- Problem description -
Filter the data below, keeping only lines that contain "不得修改".

• • • • • • •

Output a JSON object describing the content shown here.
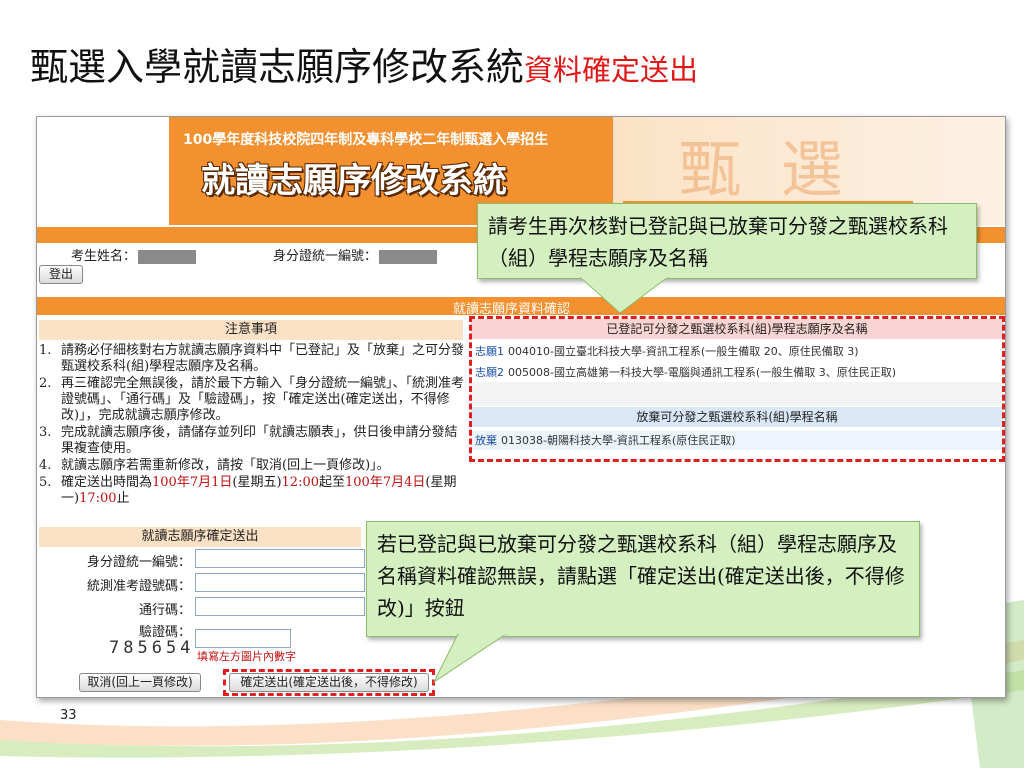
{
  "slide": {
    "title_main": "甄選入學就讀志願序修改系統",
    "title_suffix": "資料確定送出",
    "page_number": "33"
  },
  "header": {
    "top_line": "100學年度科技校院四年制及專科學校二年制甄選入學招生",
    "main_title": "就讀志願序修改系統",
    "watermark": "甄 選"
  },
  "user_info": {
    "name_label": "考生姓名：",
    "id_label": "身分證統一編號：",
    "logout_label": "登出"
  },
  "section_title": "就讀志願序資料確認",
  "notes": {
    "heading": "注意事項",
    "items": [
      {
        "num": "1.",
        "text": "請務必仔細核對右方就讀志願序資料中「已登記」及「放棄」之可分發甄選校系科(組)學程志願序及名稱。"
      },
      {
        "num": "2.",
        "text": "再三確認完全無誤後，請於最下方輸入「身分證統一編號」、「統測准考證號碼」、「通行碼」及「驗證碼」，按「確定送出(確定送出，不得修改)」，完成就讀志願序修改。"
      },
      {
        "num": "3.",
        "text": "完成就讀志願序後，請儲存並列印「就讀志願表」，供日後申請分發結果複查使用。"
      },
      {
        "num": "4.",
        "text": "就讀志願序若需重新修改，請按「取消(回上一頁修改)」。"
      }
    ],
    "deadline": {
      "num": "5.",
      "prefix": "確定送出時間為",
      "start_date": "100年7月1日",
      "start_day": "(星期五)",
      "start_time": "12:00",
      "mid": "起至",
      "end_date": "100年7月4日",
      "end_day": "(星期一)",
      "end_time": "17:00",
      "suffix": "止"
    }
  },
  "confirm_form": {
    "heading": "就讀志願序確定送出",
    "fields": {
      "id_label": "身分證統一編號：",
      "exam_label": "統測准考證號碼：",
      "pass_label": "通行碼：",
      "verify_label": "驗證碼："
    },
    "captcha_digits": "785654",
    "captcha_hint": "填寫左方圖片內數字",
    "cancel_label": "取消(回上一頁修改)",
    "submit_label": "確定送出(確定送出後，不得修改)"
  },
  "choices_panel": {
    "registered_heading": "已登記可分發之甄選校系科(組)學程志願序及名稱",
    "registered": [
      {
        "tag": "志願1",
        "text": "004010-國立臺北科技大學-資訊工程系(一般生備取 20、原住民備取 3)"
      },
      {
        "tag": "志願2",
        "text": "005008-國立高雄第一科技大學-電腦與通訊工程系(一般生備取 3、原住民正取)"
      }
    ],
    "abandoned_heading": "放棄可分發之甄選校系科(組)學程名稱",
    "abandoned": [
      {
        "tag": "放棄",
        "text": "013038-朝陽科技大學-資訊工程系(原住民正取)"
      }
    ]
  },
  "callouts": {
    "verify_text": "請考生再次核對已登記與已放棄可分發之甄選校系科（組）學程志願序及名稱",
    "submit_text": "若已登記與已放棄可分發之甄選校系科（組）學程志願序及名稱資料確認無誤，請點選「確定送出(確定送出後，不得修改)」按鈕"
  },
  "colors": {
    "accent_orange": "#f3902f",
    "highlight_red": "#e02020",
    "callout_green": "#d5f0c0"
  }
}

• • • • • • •

- Answer for this exercise -
        "text": "再三確認完全無誤後，請於最下方輸入「身分證統一編號」、「統測准考證號碼」、「通行碼」及「驗證碼」，按「確定送出(確定送出，不得修改)」，完成就讀志願序修改。"
    "submit_label": "確定送出(確定送出後，不得修改)"
    "submit_text": "若已登記與已放棄可分發之甄選校系科（組）學程志願序及名稱資料確認無誤，請點選「確定送出(確定送出後，不得修改)」按鈕"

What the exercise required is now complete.